__Work instructions__: Retype each line below precisely.

__Data shown__:
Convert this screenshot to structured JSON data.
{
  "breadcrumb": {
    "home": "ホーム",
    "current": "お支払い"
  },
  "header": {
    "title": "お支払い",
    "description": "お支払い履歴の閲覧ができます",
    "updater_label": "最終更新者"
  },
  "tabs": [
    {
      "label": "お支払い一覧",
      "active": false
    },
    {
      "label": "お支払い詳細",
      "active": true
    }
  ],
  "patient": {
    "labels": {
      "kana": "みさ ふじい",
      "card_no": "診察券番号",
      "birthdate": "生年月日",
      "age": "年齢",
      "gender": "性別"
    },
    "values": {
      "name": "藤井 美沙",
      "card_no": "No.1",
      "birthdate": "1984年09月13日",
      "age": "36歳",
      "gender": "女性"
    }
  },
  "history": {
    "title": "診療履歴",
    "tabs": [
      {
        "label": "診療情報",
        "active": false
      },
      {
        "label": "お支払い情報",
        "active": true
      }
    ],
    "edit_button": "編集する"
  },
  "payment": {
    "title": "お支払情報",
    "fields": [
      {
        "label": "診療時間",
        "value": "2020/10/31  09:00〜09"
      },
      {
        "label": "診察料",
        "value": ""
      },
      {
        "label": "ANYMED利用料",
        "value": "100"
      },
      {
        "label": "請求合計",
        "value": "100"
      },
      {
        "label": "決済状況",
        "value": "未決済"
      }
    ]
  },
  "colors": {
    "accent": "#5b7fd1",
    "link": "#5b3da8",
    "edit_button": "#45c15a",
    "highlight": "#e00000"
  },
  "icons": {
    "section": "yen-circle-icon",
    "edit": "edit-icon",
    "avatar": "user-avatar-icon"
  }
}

__Answer for this exercise__:
Convert this screenshot to structured JSON data.
{
  "breadcrumb": {
    "home": "ホーム",
    "current": "お支払い"
  },
  "header": {
    "title": "お支払い",
    "description": "お支払い履歴の閲覧ができます",
    "updater_label": "最終更新者"
  },
  "tabs": [
    {
      "label": "お支払い一覧",
      "active": false
    },
    {
      "label": "お支払い詳細",
      "active": true
    }
  ],
  "patient": {
    "labels": {
      "kana": "みさ ふじい",
      "card_no": "診察券番号",
      "birthdate": "生年月日",
      "age": "年齢",
      "gender": "性別"
    },
    "values": {
      "name": "藤井 美沙",
      "card_no": "No.1",
      "birthdate": "1984年09月13日",
      "age": "36歳",
      "gender": "女性"
    }
  },
  "history": {
    "title": "診療履歴",
    "tabs": [
      {
        "label": "診療情報",
        "active": false
      },
      {
        "label": "お支払い情報",
        "active": true
      }
    ],
    "edit_button": "編集する"
  },
  "payment": {
    "title": "お支払情報",
    "fields": [
      {
        "label": "診療時間",
        "value": "2020/10/31  09:00〜09"
      },
      {
        "label": "診察料",
        "value": ""
      },
      {
        "label": "ANYMED利用料",
        "value": "100"
      },
      {
        "label": "請求合計",
        "value": "100"
      },
      {
        "label": "決済状況",
        "value": "未決済"
      }
    ]
  },
  "colors": {
    "accent": "#5b7fd1",
    "link": "#5b3da8",
    "edit_button": "#45c15a",
    "highlight": "#e00000"
  },
  "icons": {
    "section": "yen-circle-icon",
    "edit": "edit-icon",
    "avatar": "user-avatar-icon"
  }
}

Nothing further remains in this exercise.